# Exercise goal
Go through the material below and count the lines containing the word "MURADIYE". Give that number by itself.

§ §

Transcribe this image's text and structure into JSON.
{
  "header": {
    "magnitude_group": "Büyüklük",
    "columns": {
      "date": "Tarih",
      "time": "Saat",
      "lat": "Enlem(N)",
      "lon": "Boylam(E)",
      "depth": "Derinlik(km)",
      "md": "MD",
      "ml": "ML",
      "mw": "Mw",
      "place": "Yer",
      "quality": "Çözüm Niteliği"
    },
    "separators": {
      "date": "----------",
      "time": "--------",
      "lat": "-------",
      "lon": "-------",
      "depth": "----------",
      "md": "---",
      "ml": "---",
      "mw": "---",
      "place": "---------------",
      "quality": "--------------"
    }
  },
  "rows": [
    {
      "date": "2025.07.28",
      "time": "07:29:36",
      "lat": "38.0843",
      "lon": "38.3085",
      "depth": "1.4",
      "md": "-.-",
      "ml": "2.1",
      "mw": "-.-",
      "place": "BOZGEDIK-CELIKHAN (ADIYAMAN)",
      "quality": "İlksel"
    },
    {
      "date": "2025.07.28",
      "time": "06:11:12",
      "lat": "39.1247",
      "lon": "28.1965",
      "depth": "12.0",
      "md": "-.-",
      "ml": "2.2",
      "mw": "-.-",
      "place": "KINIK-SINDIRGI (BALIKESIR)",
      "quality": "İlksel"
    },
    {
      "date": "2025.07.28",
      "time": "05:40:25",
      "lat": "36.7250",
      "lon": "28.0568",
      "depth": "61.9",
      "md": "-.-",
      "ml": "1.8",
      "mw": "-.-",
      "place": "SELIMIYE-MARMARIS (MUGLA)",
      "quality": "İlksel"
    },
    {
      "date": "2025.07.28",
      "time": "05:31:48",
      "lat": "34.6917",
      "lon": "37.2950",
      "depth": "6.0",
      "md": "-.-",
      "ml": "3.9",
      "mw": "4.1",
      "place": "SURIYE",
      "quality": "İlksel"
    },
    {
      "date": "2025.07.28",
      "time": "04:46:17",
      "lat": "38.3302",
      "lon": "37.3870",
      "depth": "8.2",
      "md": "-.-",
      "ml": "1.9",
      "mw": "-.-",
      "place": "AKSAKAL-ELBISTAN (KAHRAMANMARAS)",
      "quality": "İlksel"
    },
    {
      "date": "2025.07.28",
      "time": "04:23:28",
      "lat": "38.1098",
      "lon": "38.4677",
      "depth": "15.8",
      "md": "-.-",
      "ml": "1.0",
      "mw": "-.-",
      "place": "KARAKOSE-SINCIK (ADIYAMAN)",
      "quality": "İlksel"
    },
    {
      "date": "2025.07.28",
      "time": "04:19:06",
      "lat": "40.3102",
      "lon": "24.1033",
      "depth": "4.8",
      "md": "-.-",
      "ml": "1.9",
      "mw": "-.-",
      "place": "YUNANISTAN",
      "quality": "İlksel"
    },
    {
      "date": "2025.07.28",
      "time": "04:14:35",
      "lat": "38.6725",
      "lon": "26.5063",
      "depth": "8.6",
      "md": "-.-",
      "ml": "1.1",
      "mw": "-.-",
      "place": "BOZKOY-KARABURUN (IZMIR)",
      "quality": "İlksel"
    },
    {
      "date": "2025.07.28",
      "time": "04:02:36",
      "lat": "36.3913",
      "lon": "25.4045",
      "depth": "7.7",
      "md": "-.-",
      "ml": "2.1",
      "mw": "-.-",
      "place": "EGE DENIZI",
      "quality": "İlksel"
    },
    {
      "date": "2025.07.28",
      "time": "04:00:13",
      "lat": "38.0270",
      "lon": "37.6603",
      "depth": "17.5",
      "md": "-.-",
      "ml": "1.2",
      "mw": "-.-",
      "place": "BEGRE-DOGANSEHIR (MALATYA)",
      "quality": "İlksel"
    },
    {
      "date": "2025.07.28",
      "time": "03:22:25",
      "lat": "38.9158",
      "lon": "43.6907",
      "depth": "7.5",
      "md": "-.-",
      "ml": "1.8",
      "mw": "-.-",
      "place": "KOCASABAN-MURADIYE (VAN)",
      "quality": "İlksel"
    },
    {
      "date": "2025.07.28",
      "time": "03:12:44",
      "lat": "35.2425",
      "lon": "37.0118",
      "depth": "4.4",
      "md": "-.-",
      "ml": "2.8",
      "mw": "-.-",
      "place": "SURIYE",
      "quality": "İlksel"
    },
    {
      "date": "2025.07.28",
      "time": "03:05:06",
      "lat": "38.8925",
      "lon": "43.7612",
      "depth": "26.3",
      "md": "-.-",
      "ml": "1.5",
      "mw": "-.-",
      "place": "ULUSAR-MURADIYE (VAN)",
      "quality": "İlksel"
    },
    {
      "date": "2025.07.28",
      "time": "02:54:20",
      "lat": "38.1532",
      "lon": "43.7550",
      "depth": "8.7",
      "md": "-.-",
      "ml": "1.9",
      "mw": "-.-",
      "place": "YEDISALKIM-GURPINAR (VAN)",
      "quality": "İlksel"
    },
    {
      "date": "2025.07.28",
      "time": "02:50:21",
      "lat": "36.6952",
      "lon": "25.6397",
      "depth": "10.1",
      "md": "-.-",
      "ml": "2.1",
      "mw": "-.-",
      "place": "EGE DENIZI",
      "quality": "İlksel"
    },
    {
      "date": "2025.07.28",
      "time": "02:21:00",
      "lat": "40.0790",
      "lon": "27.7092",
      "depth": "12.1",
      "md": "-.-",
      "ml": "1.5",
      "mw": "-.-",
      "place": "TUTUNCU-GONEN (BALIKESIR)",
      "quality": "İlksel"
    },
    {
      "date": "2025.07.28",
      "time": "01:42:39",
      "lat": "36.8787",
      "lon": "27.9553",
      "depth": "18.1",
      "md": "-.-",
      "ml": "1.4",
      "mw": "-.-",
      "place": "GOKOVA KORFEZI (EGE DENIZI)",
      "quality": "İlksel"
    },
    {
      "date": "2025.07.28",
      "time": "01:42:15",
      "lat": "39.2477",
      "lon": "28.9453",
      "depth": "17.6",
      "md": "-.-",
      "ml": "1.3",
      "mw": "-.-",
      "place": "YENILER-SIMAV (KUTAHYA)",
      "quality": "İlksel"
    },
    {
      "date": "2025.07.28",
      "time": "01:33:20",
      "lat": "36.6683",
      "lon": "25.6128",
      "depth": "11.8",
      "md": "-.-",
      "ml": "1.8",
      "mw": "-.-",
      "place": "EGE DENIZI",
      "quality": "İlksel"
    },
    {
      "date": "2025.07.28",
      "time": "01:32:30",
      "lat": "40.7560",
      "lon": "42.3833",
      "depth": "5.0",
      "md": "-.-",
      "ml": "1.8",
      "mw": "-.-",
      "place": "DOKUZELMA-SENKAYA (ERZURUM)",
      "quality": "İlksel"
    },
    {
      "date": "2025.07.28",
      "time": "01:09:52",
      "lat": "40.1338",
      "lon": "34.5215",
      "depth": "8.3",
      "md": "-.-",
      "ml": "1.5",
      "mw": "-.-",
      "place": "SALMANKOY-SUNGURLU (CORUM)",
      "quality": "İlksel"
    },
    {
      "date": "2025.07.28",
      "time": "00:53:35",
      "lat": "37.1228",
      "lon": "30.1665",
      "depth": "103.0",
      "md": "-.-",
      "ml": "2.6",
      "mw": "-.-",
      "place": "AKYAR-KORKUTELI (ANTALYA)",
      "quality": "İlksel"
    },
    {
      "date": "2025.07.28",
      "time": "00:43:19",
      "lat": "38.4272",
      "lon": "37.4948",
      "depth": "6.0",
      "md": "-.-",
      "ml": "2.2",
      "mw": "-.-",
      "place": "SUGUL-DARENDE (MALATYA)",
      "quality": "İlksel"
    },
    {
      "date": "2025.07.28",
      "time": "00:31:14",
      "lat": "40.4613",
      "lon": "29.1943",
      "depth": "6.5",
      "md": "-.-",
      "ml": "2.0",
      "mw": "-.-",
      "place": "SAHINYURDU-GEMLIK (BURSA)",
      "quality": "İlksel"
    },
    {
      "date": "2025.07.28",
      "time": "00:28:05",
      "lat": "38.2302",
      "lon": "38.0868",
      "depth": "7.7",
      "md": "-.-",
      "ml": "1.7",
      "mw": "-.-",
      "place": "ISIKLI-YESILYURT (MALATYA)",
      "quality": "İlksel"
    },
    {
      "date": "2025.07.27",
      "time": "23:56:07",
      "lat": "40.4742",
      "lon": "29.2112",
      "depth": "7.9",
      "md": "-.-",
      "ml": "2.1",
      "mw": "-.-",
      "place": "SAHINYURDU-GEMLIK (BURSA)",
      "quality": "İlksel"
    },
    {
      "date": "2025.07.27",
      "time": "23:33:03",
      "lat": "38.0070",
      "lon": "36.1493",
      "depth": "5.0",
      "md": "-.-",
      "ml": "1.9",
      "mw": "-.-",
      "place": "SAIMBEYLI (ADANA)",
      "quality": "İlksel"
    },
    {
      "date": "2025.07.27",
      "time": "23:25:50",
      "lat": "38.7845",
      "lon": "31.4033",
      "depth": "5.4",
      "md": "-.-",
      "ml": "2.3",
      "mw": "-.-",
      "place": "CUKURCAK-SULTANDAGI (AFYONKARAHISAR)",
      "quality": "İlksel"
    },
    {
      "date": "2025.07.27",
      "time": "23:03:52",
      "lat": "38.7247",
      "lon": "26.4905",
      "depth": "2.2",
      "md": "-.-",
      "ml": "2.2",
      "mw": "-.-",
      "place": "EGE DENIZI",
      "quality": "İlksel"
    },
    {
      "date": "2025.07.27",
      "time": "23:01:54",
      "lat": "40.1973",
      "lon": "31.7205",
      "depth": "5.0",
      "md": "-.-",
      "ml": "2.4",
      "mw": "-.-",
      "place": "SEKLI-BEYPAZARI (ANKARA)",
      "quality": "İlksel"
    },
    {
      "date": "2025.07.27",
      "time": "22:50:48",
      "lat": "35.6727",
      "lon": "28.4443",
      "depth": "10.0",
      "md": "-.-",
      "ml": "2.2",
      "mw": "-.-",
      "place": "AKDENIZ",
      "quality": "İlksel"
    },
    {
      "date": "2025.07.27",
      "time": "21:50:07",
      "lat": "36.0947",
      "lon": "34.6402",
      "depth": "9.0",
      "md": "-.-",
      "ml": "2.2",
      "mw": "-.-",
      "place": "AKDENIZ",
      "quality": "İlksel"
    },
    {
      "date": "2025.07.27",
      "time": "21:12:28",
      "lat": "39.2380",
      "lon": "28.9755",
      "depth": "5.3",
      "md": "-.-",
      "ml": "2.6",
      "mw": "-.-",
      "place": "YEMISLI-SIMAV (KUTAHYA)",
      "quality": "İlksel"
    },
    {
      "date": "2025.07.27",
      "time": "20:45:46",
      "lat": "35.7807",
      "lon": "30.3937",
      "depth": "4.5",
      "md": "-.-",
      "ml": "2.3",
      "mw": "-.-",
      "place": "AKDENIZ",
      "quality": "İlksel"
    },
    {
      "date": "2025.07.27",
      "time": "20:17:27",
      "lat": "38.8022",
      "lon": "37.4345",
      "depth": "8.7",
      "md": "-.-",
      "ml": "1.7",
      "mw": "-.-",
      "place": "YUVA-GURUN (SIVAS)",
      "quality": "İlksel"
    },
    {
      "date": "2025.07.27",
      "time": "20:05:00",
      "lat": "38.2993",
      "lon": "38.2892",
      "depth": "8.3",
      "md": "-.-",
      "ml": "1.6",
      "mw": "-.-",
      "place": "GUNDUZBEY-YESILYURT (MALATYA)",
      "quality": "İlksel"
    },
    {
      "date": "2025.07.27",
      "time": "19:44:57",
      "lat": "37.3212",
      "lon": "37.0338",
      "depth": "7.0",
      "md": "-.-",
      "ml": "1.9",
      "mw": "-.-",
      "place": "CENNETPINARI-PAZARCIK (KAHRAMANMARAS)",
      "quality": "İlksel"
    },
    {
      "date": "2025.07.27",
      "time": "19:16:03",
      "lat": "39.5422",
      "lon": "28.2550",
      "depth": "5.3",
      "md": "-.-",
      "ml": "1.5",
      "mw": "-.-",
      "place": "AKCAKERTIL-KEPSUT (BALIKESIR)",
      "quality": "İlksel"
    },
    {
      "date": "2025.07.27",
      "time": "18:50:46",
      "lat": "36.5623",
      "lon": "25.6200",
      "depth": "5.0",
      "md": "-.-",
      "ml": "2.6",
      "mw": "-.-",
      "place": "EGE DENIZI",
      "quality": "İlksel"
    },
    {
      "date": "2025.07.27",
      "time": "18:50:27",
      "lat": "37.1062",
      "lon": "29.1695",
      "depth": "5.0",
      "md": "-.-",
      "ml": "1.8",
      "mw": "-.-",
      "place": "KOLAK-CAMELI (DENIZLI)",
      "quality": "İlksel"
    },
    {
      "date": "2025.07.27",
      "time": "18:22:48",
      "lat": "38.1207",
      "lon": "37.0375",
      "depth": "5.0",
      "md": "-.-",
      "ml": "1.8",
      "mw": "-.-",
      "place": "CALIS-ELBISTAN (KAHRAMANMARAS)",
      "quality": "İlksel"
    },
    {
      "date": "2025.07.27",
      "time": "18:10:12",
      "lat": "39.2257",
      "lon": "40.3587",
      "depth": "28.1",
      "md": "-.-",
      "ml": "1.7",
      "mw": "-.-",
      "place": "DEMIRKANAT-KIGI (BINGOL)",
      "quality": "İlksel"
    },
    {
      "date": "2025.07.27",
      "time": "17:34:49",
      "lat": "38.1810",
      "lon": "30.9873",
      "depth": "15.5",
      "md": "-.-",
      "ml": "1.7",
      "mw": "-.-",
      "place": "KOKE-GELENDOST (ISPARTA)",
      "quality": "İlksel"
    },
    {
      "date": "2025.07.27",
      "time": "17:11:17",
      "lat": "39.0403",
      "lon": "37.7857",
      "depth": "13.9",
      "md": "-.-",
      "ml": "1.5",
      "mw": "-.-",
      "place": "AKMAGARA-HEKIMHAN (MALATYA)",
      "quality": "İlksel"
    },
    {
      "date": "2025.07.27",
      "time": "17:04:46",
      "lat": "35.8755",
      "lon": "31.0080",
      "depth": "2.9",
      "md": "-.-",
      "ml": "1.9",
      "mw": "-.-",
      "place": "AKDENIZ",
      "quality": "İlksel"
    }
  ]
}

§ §

# Response area
2